-- WORK REQUIRED --
Return all the data below as it stands, minus the pictures.

────────────────────────────────────────

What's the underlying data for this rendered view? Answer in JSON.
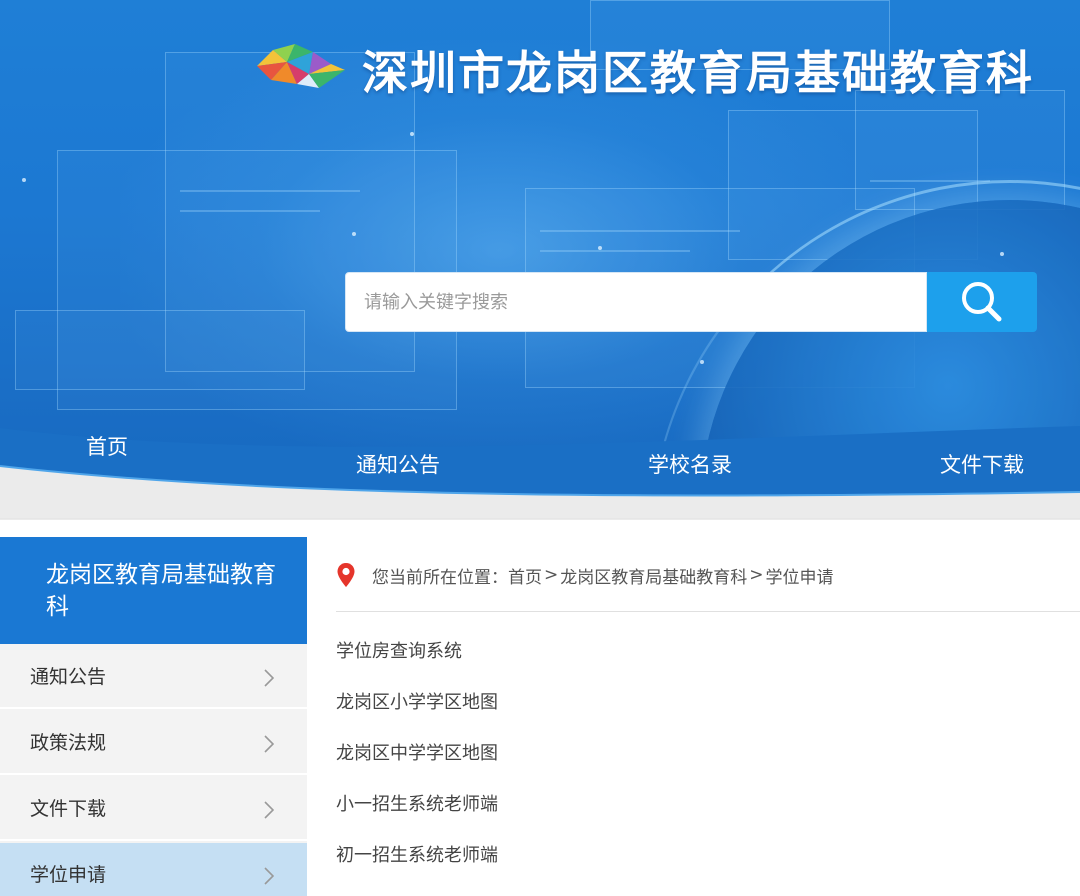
{
  "header": {
    "site_title": "深圳市龙岗区教育局基础教育科",
    "logo_icon": "colorful-polygon-logo"
  },
  "search": {
    "placeholder": "请输入关键字搜索",
    "button_icon": "search-icon",
    "button_color": "#1da0ec"
  },
  "nav": {
    "items": [
      {
        "label": "首页"
      },
      {
        "label": "通知公告"
      },
      {
        "label": "学校名录"
      },
      {
        "label": "文件下载"
      }
    ]
  },
  "sidebar": {
    "title": "龙岗区教育局基础教育科",
    "items": [
      {
        "label": "通知公告",
        "active": false
      },
      {
        "label": "政策法规",
        "active": false
      },
      {
        "label": "文件下载",
        "active": false
      },
      {
        "label": "学位申请",
        "active": true
      }
    ],
    "accent_color": "#1a78d3",
    "active_color": "#c5dff3"
  },
  "breadcrumb": {
    "prefix": "您当前所在位置：",
    "separator": ">",
    "items": [
      "首页",
      "龙岗区教育局基础教育科",
      "学位申请"
    ],
    "icon": "location-pin-icon"
  },
  "main": {
    "links": [
      "学位房查询系统",
      "龙岗区小学学区地图",
      "龙岗区中学学区地图",
      "小一招生系统老师端",
      "初一招生系统老师端"
    ]
  }
}
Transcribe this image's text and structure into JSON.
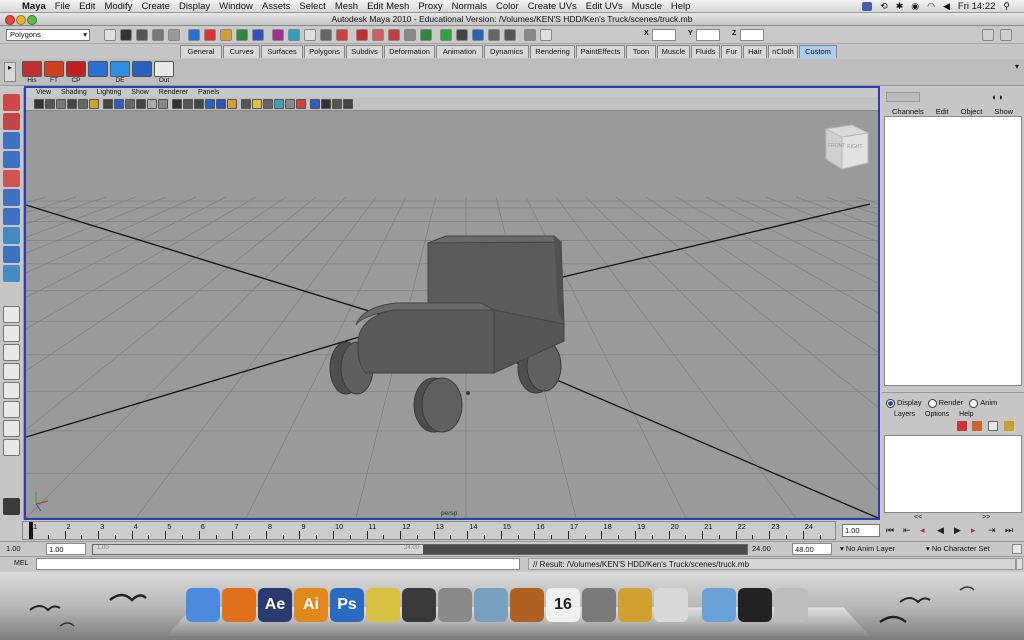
{
  "menubar": {
    "app": "Maya",
    "items": [
      "File",
      "Edit",
      "Modify",
      "Create",
      "Display",
      "Window",
      "Assets",
      "Select",
      "Mesh",
      "Edit Mesh",
      "Proxy",
      "Normals",
      "Color",
      "Create UVs",
      "Edit UVs",
      "Muscle",
      "Help"
    ],
    "clock": "Fri 14:22"
  },
  "window": {
    "title": "Autodesk Maya 2010 - Educational Version: /Volumes/KEN'S HDD/Ken's Truck/scenes/truck.mb"
  },
  "statusline": {
    "mode": "Polygons",
    "x_label": "X",
    "y_label": "Y",
    "z_label": "Z"
  },
  "shelf_tabs": [
    {
      "label": "General"
    },
    {
      "label": "Curves"
    },
    {
      "label": "Surfaces"
    },
    {
      "label": "Polygons"
    },
    {
      "label": "Subdivs"
    },
    {
      "label": "Deformation"
    },
    {
      "label": "Animation"
    },
    {
      "label": "Dynamics"
    },
    {
      "label": "Rendering"
    },
    {
      "label": "PaintEffects"
    },
    {
      "label": "Toon"
    },
    {
      "label": "Muscle"
    },
    {
      "label": "Fluids"
    },
    {
      "label": "Fur"
    },
    {
      "label": "Hair"
    },
    {
      "label": "nCloth"
    },
    {
      "label": "Custom"
    }
  ],
  "active_tab": "Custom",
  "shelf_buttons": [
    {
      "label": "His",
      "color": "#c03030"
    },
    {
      "label": "FT",
      "color": "#d04020"
    },
    {
      "label": "CP",
      "color": "#c02020"
    },
    {
      "label": "",
      "color": "#2a6fd6"
    },
    {
      "label": "DE",
      "color": "#2f8fe0"
    },
    {
      "label": "",
      "color": "#2a60c0"
    },
    {
      "label": "Out",
      "color": "#e8e8e8"
    }
  ],
  "panel_menu": [
    "View",
    "Shading",
    "Lighting",
    "Show",
    "Renderer",
    "Panels"
  ],
  "viewport": {
    "camera": "persp",
    "viewcube_front": "FRONT",
    "viewcube_right": "RIGHT"
  },
  "channel_box": {
    "tabs": [
      "Channels",
      "Edit",
      "Object",
      "Show"
    ]
  },
  "layer_editor": {
    "modes": [
      "Display",
      "Render",
      "Anim"
    ],
    "selected_mode": "Display",
    "menu": [
      "Layers",
      "Options",
      "Help"
    ],
    "nav_left": "<<",
    "nav_right": ">>"
  },
  "time_slider": {
    "ticks": [
      "1",
      "2",
      "3",
      "4",
      "5",
      "6",
      "7",
      "8",
      "9",
      "10",
      "11",
      "12",
      "13",
      "14",
      "15",
      "16",
      "17",
      "18",
      "19",
      "20",
      "21",
      "22",
      "23",
      "24"
    ],
    "current_time": "1.00"
  },
  "range_slider": {
    "start_time": "1.00",
    "playback_start": "1.00",
    "range_start_label": "1.00",
    "range_end_label": "24.00",
    "playback_end": "24.00",
    "end_time": "48.00",
    "anim_layer": "No Anim Layer",
    "character_set": "No Character Set"
  },
  "command_line": {
    "label": "MEL",
    "result": "// Result: /Volumes/KEN'S HDD/Ken's Truck/scenes/truck.mb"
  },
  "dock": {
    "icons": [
      {
        "name": "finder-icon",
        "label": "",
        "color": "#4a8be0"
      },
      {
        "name": "firefox-icon",
        "label": "",
        "color": "#e0701c"
      },
      {
        "name": "after-effects-icon",
        "label": "Ae",
        "color": "#2a3a70"
      },
      {
        "name": "illustrator-icon",
        "label": "Ai",
        "color": "#e0881c"
      },
      {
        "name": "photoshop-icon",
        "label": "Ps",
        "color": "#2a6ac0"
      },
      {
        "name": "pencil-icon",
        "label": "",
        "color": "#d8c040"
      },
      {
        "name": "maya-icon",
        "label": "",
        "color": "#3a3a3a"
      },
      {
        "name": "camera-icon",
        "label": "",
        "color": "#8a8a8a"
      },
      {
        "name": "preview-icon",
        "label": "",
        "color": "#7aa0c0"
      },
      {
        "name": "guitar-icon",
        "label": "",
        "color": "#b06020"
      },
      {
        "name": "calendar-icon",
        "label": "16",
        "color": "#f0f0f0"
      },
      {
        "name": "system-prefs-icon",
        "label": "",
        "color": "#7a7a7a"
      },
      {
        "name": "keychain-icon",
        "label": "",
        "color": "#d0a030"
      },
      {
        "name": "stack-icon",
        "label": "",
        "color": "#d8d8d8"
      },
      {
        "name": "folder-icon",
        "label": "",
        "color": "#6aa0d8"
      },
      {
        "name": "terminal-icon",
        "label": "",
        "color": "#222222"
      },
      {
        "name": "trash-icon",
        "label": "",
        "color": "#bdbdbd"
      }
    ]
  },
  "colors": {
    "viewport_bg": "#9a9a9a",
    "viewport_border": "#2b3eb5",
    "truck": "#5d5d5d",
    "grid": "#7e7e7e"
  }
}
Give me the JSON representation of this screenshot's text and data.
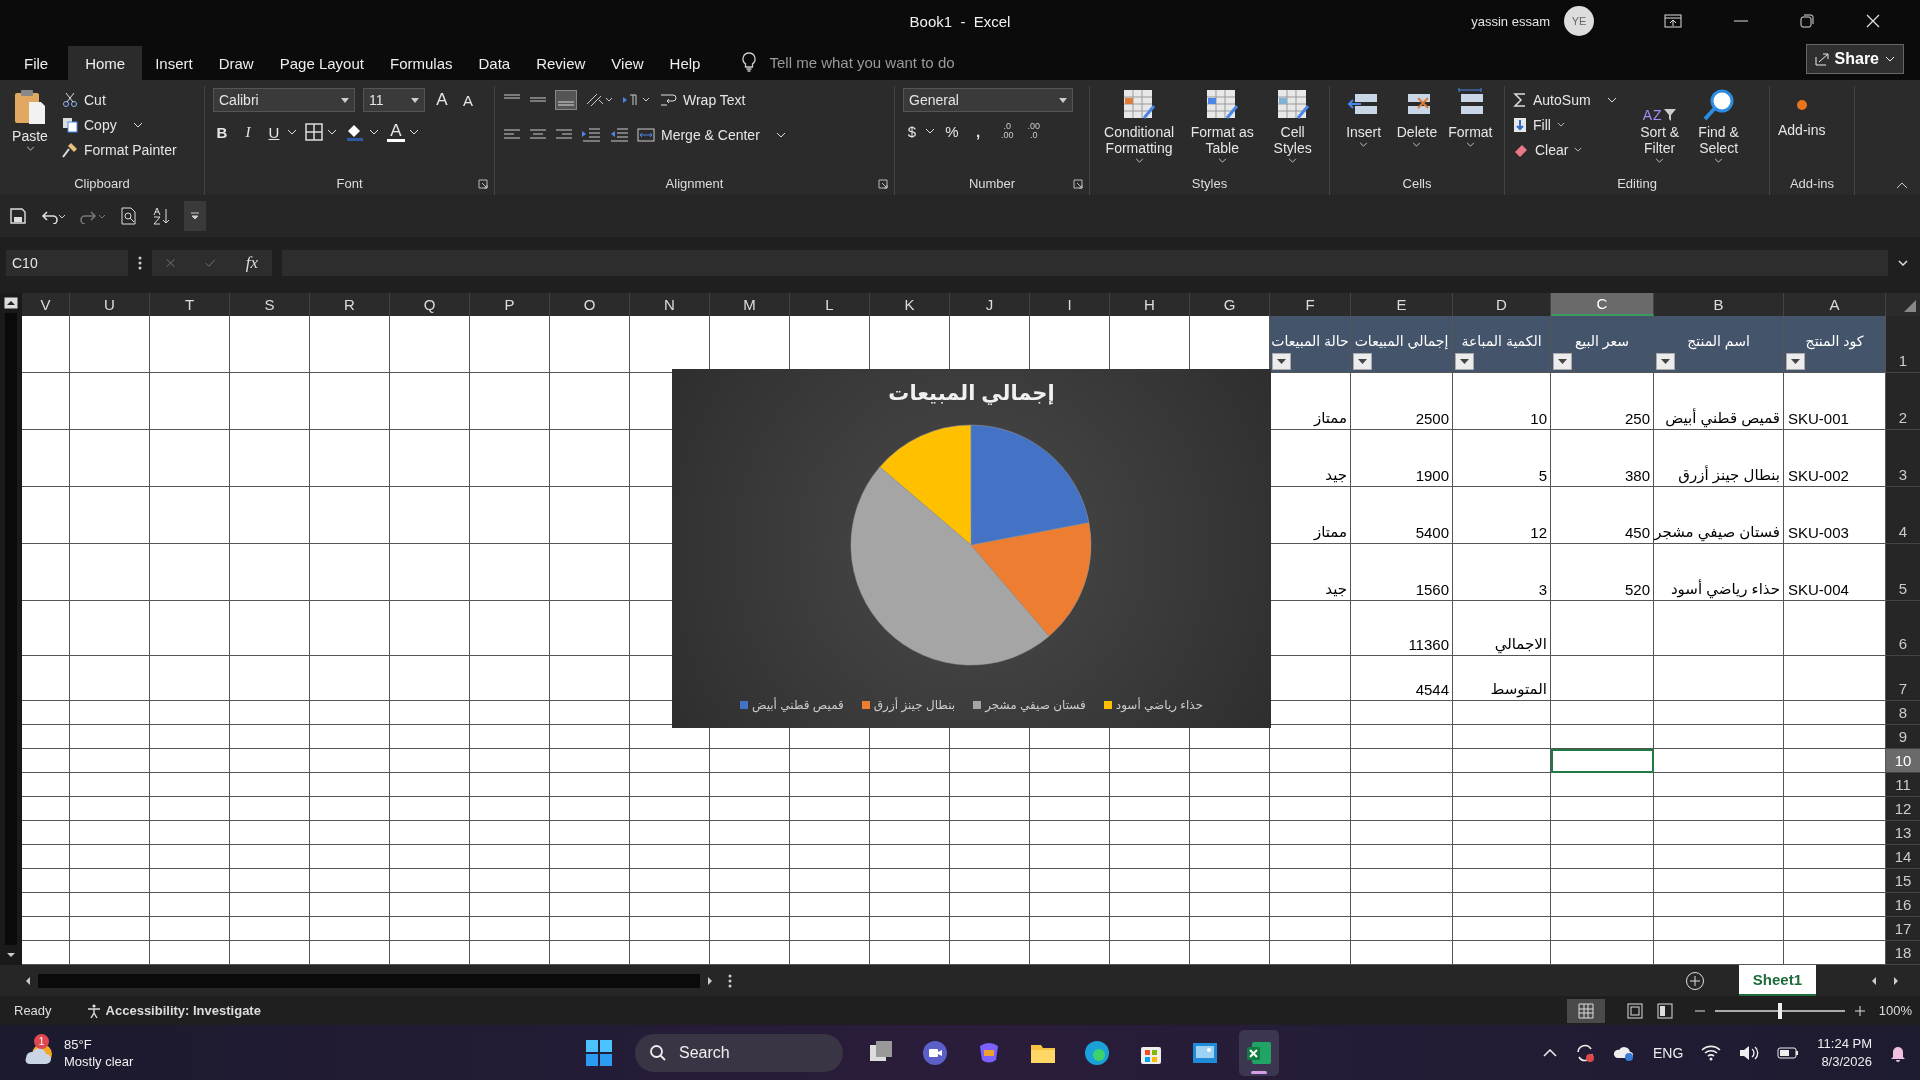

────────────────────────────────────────

-- RESPONSE TO THE EXERCISE --
What's the underlying data for this rendered view? Answer in JSON.
{
  "header": {
    "site_title": "深圳市龙岗区教育局基础教育科",
    "logo_icon": "colorful-polygon-logo"
  },
  "search": {
    "placeholder": "请输入关键字搜索",
    "button_icon": "search-icon",
    "button_color": "#1da0ec"
  },
  "nav": {
    "items": [
      {
        "label": "首页"
      },
      {
        "label": "通知公告"
      },
      {
        "label": "学校名录"
      },
      {
        "label": "文件下载"
      }
    ]
  },
  "sidebar": {
    "title": "龙岗区教育局基础教育科",
    "items": [
      {
        "label": "通知公告",
        "active": false
      },
      {
        "label": "政策法规",
        "active": false
      },
      {
        "label": "文件下载",
        "active": false
      },
      {
        "label": "学位申请",
        "active": true
      }
    ],
    "accent_color": "#1a78d3",
    "active_color": "#c5dff3"
  },
  "breadcrumb": {
    "prefix": "您当前所在位置：",
    "separator": ">",
    "items": [
      "首页",
      "龙岗区教育局基础教育科",
      "学位申请"
    ],
    "icon": "location-pin-icon"
  },
  "main": {
    "links": [
      "学位房查询系统",
      "龙岗区小学学区地图",
      "龙岗区中学学区地图",
      "小一招生系统老师端",
      "初一招生系统老师端"
    ]
  }
}
Transcribe this image's text and structure into JSON.
{
  "menubar": {
    "app": "Maya",
    "items": [
      "File",
      "Edit",
      "Modify",
      "Create",
      "Display",
      "Window",
      "Assets",
      "Select",
      "Mesh",
      "Edit Mesh",
      "Proxy",
      "Normals",
      "Color",
      "Create UVs",
      "Edit UVs",
      "Muscle",
      "Help"
    ],
    "clock": "Fri 14:22"
  },
  "window": {
    "title": "Autodesk Maya 2010 - Educational Version: /Volumes/KEN'S HDD/Ken's Truck/scenes/truck.mb"
  },
  "statusline": {
    "mode": "Polygons",
    "x_label": "X",
    "y_label": "Y",
    "z_label": "Z"
  },
  "shelf_tabs": [
    {
      "label": "General"
    },
    {
      "label": "Curves"
    },
    {
      "label": "Surfaces"
    },
    {
      "label": "Polygons"
    },
    {
      "label": "Subdivs"
    },
    {
      "label": "Deformation"
    },
    {
      "label": "Animation"
    },
    {
      "label": "Dynamics"
    },
    {
      "label": "Rendering"
    },
    {
      "label": "PaintEffects"
    },
    {
      "label": "Toon"
    },
    {
      "label": "Muscle"
    },
    {
      "label": "Fluids"
    },
    {
      "label": "Fur"
    },
    {
      "label": "Hair"
    },
    {
      "label": "nCloth"
    },
    {
      "label": "Custom"
    }
  ],
  "active_tab": "Custom",
  "shelf_buttons": [
    {
      "label": "His",
      "color": "#c03030"
    },
    {
      "label": "FT",
      "color": "#d04020"
    },
    {
      "label": "CP",
      "color": "#c02020"
    },
    {
      "label": "",
      "color": "#2a6fd6"
    },
    {
      "label": "DE",
      "color": "#2f8fe0"
    },
    {
      "label": "",
      "color": "#2a60c0"
    },
    {
      "label": "Out",
      "color": "#e8e8e8"
    }
  ],
  "panel_menu": [
    "View",
    "Shading",
    "Lighting",
    "Show",
    "Renderer",
    "Panels"
  ],
  "viewport": {
    "camera": "persp",
    "viewcube_front": "FRONT",
    "viewcube_right": "RIGHT"
  },
  "channel_box": {
    "tabs": [
      "Channels",
      "Edit",
      "Object",
      "Show"
    ]
  },
  "layer_editor": {
    "modes": [
      "Display",
      "Render",
      "Anim"
    ],
    "selected_mode": "Display",
    "menu": [
      "Layers",
      "Options",
      "Help"
    ],
    "nav_left": "<<",
    "nav_right": ">>"
  },
  "time_slider": {
    "ticks": [
      "1",
      "2",
      "3",
      "4",
      "5",
      "6",
      "7",
      "8",
      "9",
      "10",
      "11",
      "12",
      "13",
      "14",
      "15",
      "16",
      "17",
      "18",
      "19",
      "20",
      "21",
      "22",
      "23",
      "24"
    ],
    "current_time": "1.00"
  },
  "range_slider": {
    "start_time": "1.00",
    "playback_start": "1.00",
    "range_start_label": "1.00",
    "range_end_label": "24.00",
    "playback_end": "24.00",
    "end_time": "48.00",
    "anim_layer": "No Anim Layer",
    "character_set": "No Character Set"
  },
  "command_line": {
    "label": "MEL",
    "result": "// Result: /Volumes/KEN'S HDD/Ken's Truck/scenes/truck.mb"
  },
  "dock": {
    "icons": [
      {
        "name": "finder-icon",
        "label": "",
        "color": "#4a8be0"
      },
      {
        "name": "firefox-icon",
        "label": "",
        "color": "#e0701c"
      },
      {
        "name": "after-effects-icon",
        "label": "Ae",
        "color": "#2a3a70"
      },
      {
        "name": "illustrator-icon",
        "label": "Ai",
        "color": "#e0881c"
      },
      {
        "name": "photoshop-icon",
        "label": "Ps",
        "color": "#2a6ac0"
      },
      {
        "name": "pencil-icon",
        "label": "",
        "color": "#d8c040"
      },
      {
        "name": "maya-icon",
        "label": "",
        "color": "#3a3a3a"
      },
      {
        "name": "camera-icon",
        "label": "",
        "color": "#8a8a8a"
      },
      {
        "name": "preview-icon",
        "label": "",
        "color": "#7aa0c0"
      },
      {
        "name": "guitar-icon",
        "label": "",
        "color": "#b06020"
      },
      {
        "name": "calendar-icon",
        "label": "16",
        "color": "#f0f0f0"
      },
      {
        "name": "system-prefs-icon",
        "label": "",
        "color": "#7a7a7a"
      },
      {
        "name": "keychain-icon",
        "label": "",
        "color": "#d0a030"
      },
      {
        "name": "stack-icon",
        "label": "",
        "color": "#d8d8d8"
      },
      {
        "name": "folder-icon",
        "label": "",
        "color": "#6aa0d8"
      },
      {
        "name": "terminal-icon",
        "label": "",
        "color": "#222222"
      },
      {
        "name": "trash-icon",
        "label": "",
        "color": "#bdbdbd"
      }
    ]
  },
  "colors": {
    "viewport_bg": "#9a9a9a",
    "viewport_border": "#2b3eb5",
    "truck": "#5d5d5d",
    "grid": "#7e7e7e"
  }
}
Give me the JSON representation of this screenshot's text and data.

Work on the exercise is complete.